Many years ago (starting in the late 50s) the US government seriously studied and then test-fired nuclear rocket engines. Nothing flew; they were bolted to the ground and most of them fired their exhaust straight up. But they promised a power and endurance far beyond mere chemical rockets. The propellant – hydrogen was the first choice – passed through the core of a full-on reactor, picking up scads of heat from the chain-reacting U or Pu and squirting out the back with phenomenal velocity. Here's a decent write-up.
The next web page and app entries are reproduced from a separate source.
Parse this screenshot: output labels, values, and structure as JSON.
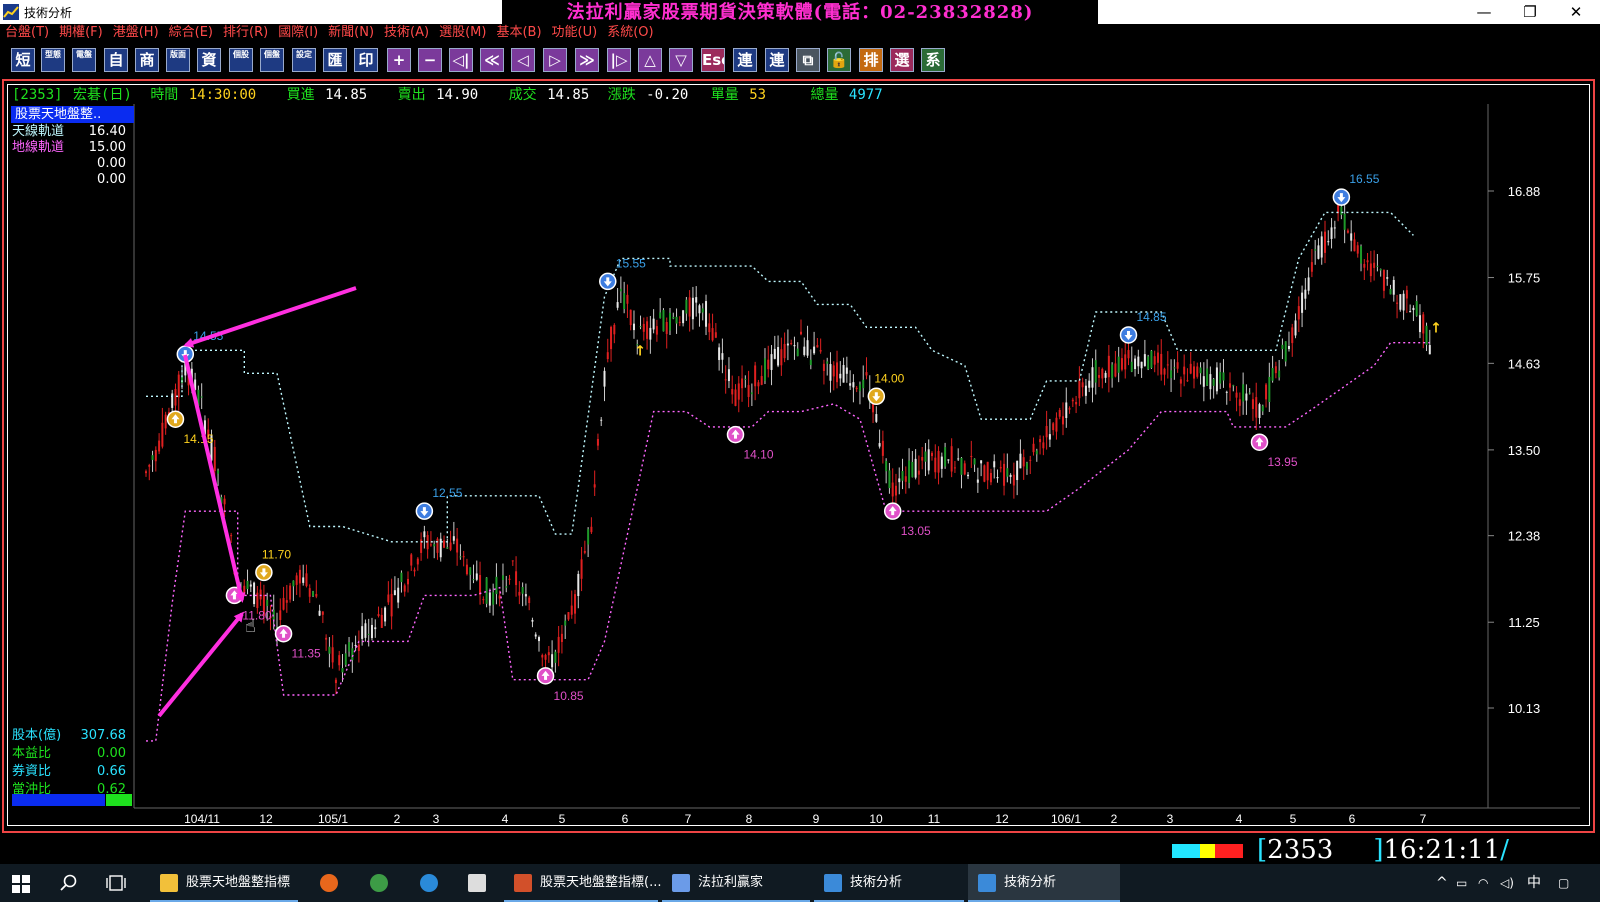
{
  "window": {
    "title": "技術分析",
    "banner": "法拉利贏家股票期貨決策軟體(電話：02-23832828)",
    "minimize": "—",
    "maximize": "❐",
    "close": "✕"
  },
  "menu": [
    "台盤(T)",
    "期權(F)",
    "港盤(H)",
    "綜合(E)",
    "排行(R)",
    "國際(I)",
    "新聞(N)",
    "技術(A)",
    "選股(M)",
    "基本(B)",
    "功能(U)",
    "系統(O)"
  ],
  "toolbar": [
    {
      "label": "短",
      "icon": "short-icon"
    },
    {
      "label": "型態",
      "icon": "pattern-icon"
    },
    {
      "label": "電盤",
      "icon": "board-icon"
    },
    {
      "label": "自",
      "icon": "self-icon"
    },
    {
      "label": "商",
      "icon": "commodity-icon"
    },
    {
      "label": "版面",
      "icon": "layout-icon"
    },
    {
      "label": "資",
      "icon": "data-icon"
    },
    {
      "label": "個股",
      "icon": "stock-icon"
    },
    {
      "label": "個盤",
      "icon": "single-board-icon"
    },
    {
      "label": "設定",
      "icon": "settings-icon"
    },
    {
      "label": "匯",
      "icon": "export-icon"
    },
    {
      "label": "印",
      "icon": "print-icon"
    },
    {
      "label": "+",
      "icon": "zoom-in-icon"
    },
    {
      "label": "−",
      "icon": "zoom-out-icon"
    },
    {
      "label": "◁|",
      "icon": "first-icon"
    },
    {
      "label": "≪",
      "icon": "rewind-icon"
    },
    {
      "label": "◁",
      "icon": "prev-icon"
    },
    {
      "label": "▷",
      "icon": "next-icon"
    },
    {
      "label": "≫",
      "icon": "forward-icon"
    },
    {
      "label": "|▷",
      "icon": "last-icon"
    },
    {
      "label": "△",
      "icon": "up-icon"
    },
    {
      "label": "▽",
      "icon": "down-icon"
    },
    {
      "label": "Esc",
      "icon": "escape-icon"
    },
    {
      "label": "連",
      "icon": "link-icon"
    },
    {
      "label": "連",
      "icon": "link2-icon"
    },
    {
      "label": "⧉",
      "icon": "window-icon"
    },
    {
      "label": "🔓",
      "icon": "unlock-icon"
    },
    {
      "label": "排序",
      "icon": "sort-icon"
    },
    {
      "label": "選股",
      "icon": "select-stock-icon"
    },
    {
      "label": "系統",
      "icon": "system-icon"
    }
  ],
  "quote": {
    "code": "[2353]",
    "name": "宏碁(日)",
    "time_label": "時間",
    "time": "14:30:00",
    "bid_label": "買進",
    "bid": "14.85",
    "ask_label": "賣出",
    "ask": "14.90",
    "trade_label": "成交",
    "trade": "14.85",
    "change_label": "漲跌",
    "change": "-0.20",
    "vol_label": "單量",
    "vol": "53",
    "total_label": "總量",
    "total": "4977"
  },
  "legend": {
    "title": "股票天地盤整..",
    "rows": [
      {
        "label": "天線軌道",
        "value": "16.40",
        "color": "#bff8ff"
      },
      {
        "label": "地線軌道",
        "value": "15.00",
        "color": "#ff66ff"
      },
      {
        "label": "",
        "value": "0.00",
        "color": "#ffffff"
      },
      {
        "label": "",
        "value": "0.00",
        "color": "#ffffff"
      }
    ]
  },
  "fundamentals": [
    {
      "label": "股本(億)",
      "value": "307.68",
      "color": "#2ae3ff"
    },
    {
      "label": "本益比",
      "value": "0.00",
      "color": "#1ee01e"
    },
    {
      "label": "券資比",
      "value": "0.66",
      "color": "#2ae3ff"
    },
    {
      "label": "當沖比",
      "value": "0.62",
      "color": "#1ee01e"
    }
  ],
  "chart_data": {
    "type": "candlestick",
    "y_ticks": [
      "16.88",
      "15.75",
      "14.63",
      "13.50",
      "12.38",
      "11.25",
      "10.13"
    ],
    "x_ticks": [
      "104/11",
      "12",
      "105/1",
      "2",
      "3",
      "4",
      "5",
      "6",
      "7",
      "8",
      "9",
      "10",
      "11",
      "12",
      "106/1",
      "2",
      "3",
      "4",
      "5",
      "6",
      "7"
    ],
    "ylim": [
      9.3,
      17.6
    ],
    "series": [
      {
        "name": "天線軌道",
        "color": "#bff8ff",
        "style": "dotted",
        "points": [
          [
            0,
            14.2
          ],
          [
            11,
            14.2
          ],
          [
            11,
            14.8
          ],
          [
            30,
            14.8
          ],
          [
            30,
            14.5
          ],
          [
            40,
            14.5
          ],
          [
            50,
            12.5
          ],
          [
            60,
            12.5
          ],
          [
            75,
            12.3
          ],
          [
            92,
            12.3
          ],
          [
            92,
            12.9
          ],
          [
            120,
            12.9
          ],
          [
            125,
            12.4
          ],
          [
            130,
            12.4
          ],
          [
            140,
            15.5
          ],
          [
            145,
            16.0
          ],
          [
            160,
            16.0
          ],
          [
            160,
            15.9
          ],
          [
            185,
            15.9
          ],
          [
            190,
            15.7
          ],
          [
            200,
            15.7
          ],
          [
            205,
            15.4
          ],
          [
            215,
            15.4
          ],
          [
            220,
            15.1
          ],
          [
            235,
            15.1
          ],
          [
            240,
            14.8
          ],
          [
            250,
            14.6
          ],
          [
            255,
            13.9
          ],
          [
            270,
            13.9
          ],
          [
            275,
            14.4
          ],
          [
            285,
            14.4
          ],
          [
            290,
            15.3
          ],
          [
            310,
            15.3
          ],
          [
            315,
            14.8
          ],
          [
            345,
            14.8
          ],
          [
            352,
            16.0
          ],
          [
            360,
            16.6
          ],
          [
            380,
            16.6
          ],
          [
            387,
            16.3
          ]
        ]
      },
      {
        "name": "地線軌道",
        "color": "#ff66ff",
        "style": "dotted",
        "points": [
          [
            0,
            9.7
          ],
          [
            3,
            9.7
          ],
          [
            8,
            11.5
          ],
          [
            12,
            12.7
          ],
          [
            28,
            12.7
          ],
          [
            28,
            11.6
          ],
          [
            38,
            11.6
          ],
          [
            42,
            10.3
          ],
          [
            58,
            10.3
          ],
          [
            65,
            11.0
          ],
          [
            80,
            11.0
          ],
          [
            85,
            11.6
          ],
          [
            100,
            11.6
          ],
          [
            108,
            11.7
          ],
          [
            112,
            10.5
          ],
          [
            123,
            10.5
          ],
          [
            135,
            10.5
          ],
          [
            140,
            11.0
          ],
          [
            150,
            13.0
          ],
          [
            155,
            14.0
          ],
          [
            165,
            14.0
          ],
          [
            172,
            13.8
          ],
          [
            185,
            13.8
          ],
          [
            190,
            14.0
          ],
          [
            200,
            14.0
          ],
          [
            210,
            14.1
          ],
          [
            218,
            13.9
          ],
          [
            226,
            12.7
          ],
          [
            275,
            12.7
          ],
          [
            285,
            13.0
          ],
          [
            300,
            13.5
          ],
          [
            310,
            14.0
          ],
          [
            330,
            14.0
          ],
          [
            332,
            13.8
          ],
          [
            348,
            13.8
          ],
          [
            355,
            14.0
          ],
          [
            365,
            14.3
          ],
          [
            375,
            14.6
          ],
          [
            380,
            14.9
          ],
          [
            392,
            14.9
          ]
        ]
      }
    ],
    "markers": [
      {
        "i": 12,
        "price": 14.75,
        "kind": "down",
        "label": "14.55",
        "label_color": "#3aa0e8"
      },
      {
        "i": 9,
        "price": 13.9,
        "kind": "up-gold",
        "label": "14.15",
        "label_color": "#ffd21e"
      },
      {
        "i": 27,
        "price": 11.6,
        "kind": "up",
        "label": "11.80",
        "label_color": "#e050c8"
      },
      {
        "i": 36,
        "price": 11.9,
        "kind": "down-gold",
        "label": "11.70",
        "label_color": "#ffd21e"
      },
      {
        "i": 42,
        "price": 11.1,
        "kind": "up",
        "label": "11.35",
        "label_color": "#e050c8"
      },
      {
        "i": 85,
        "price": 12.7,
        "kind": "down",
        "label": "12.55",
        "label_color": "#3aa0e8"
      },
      {
        "i": 122,
        "price": 10.55,
        "kind": "up",
        "label": "10.85",
        "label_color": "#e050c8"
      },
      {
        "i": 141,
        "price": 15.7,
        "kind": "down",
        "label": "15.55",
        "label_color": "#3aa0e8"
      },
      {
        "i": 180,
        "price": 13.7,
        "kind": "up",
        "label": "14.10",
        "label_color": "#e050c8"
      },
      {
        "i": 223,
        "price": 14.2,
        "kind": "down-gold",
        "label": "14.00",
        "label_color": "#ffd21e"
      },
      {
        "i": 228,
        "price": 12.7,
        "kind": "up",
        "label": "13.05",
        "label_color": "#e050c8"
      },
      {
        "i": 300,
        "price": 15.0,
        "kind": "down",
        "label": "14.85",
        "label_color": "#3aa0e8"
      },
      {
        "i": 340,
        "price": 13.6,
        "kind": "up",
        "label": "13.95",
        "label_color": "#e050c8"
      },
      {
        "i": 365,
        "price": 16.8,
        "kind": "down",
        "label": "16.55",
        "label_color": "#3aa0e8"
      }
    ]
  },
  "status_colors": [
    "#22e6ff",
    "#ffff00",
    "#ff2020"
  ],
  "bottom": {
    "code_open": "[",
    "code": "2353",
    "code_close": "]",
    "clock": "16:21:11"
  },
  "taskbar": {
    "items": [
      {
        "label": "股票天地盤整指標",
        "icon": "folder-icon"
      },
      {
        "label": "",
        "icon": "firefox-icon"
      },
      {
        "label": "",
        "icon": "chrome-icon"
      },
      {
        "label": "",
        "icon": "ie-icon"
      },
      {
        "label": "",
        "icon": "mail-icon"
      },
      {
        "label": "股票天地盤整指標(...",
        "icon": "powerpoint-icon"
      },
      {
        "label": "法拉利贏家",
        "icon": "ferrari-icon"
      },
      {
        "label": "技術分析",
        "icon": "chart-icon"
      },
      {
        "label": "技術分析",
        "icon": "chart-icon"
      }
    ],
    "ime": "中"
  }
}
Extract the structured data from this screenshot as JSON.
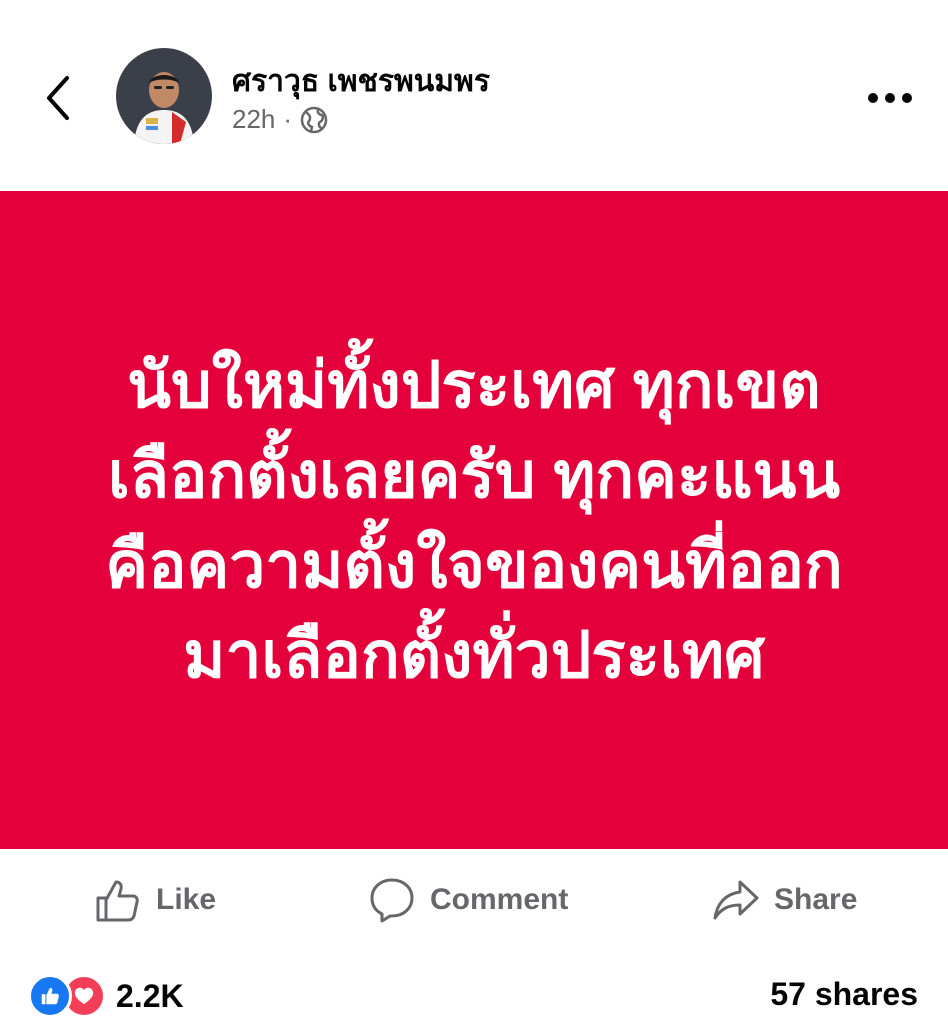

Hornyak's story eventually gets around to explaining that the reactor the feds are now testing is not a rocket. It is a small electric generator. Such a thing could, one supposes, provide lots of juice for an ion rocket but it's not the same as an atomic rocket that could take humongous things to Jupiter in almost no time. And it's certainly not the old Project Orion with its strange notion to toss thermonuclear explosives out the aft end of a giant spaceship with a pusher plate to turn their blasts into a jerky but rapid ride into the beyond. Orion's fusion power dwarfed that of the equally stillborn fission rockets. Books have been written about it including a fine one by George Dyson.
The C/Net piece does not even mention the rich history of proposed, real nuclear powered-spaceships. It just evokes some science fiction rockets and then reveals to those who read carefully that he's talking about far-less exotic hardware. The topic is more mundane – little more than a big uranium-stuffed battery that comes with a long manual on radiation safety. The story also fails to say (except via a linked and very interesting video handout from LANL) that NASA is thinking of making the fissioning nuclear mini-reactor for space electricity mainly because supplies of plutonium-238, which standard radiothermal thermal generators use for power in outer solar system missions , may soon run short.
– Charlie Petit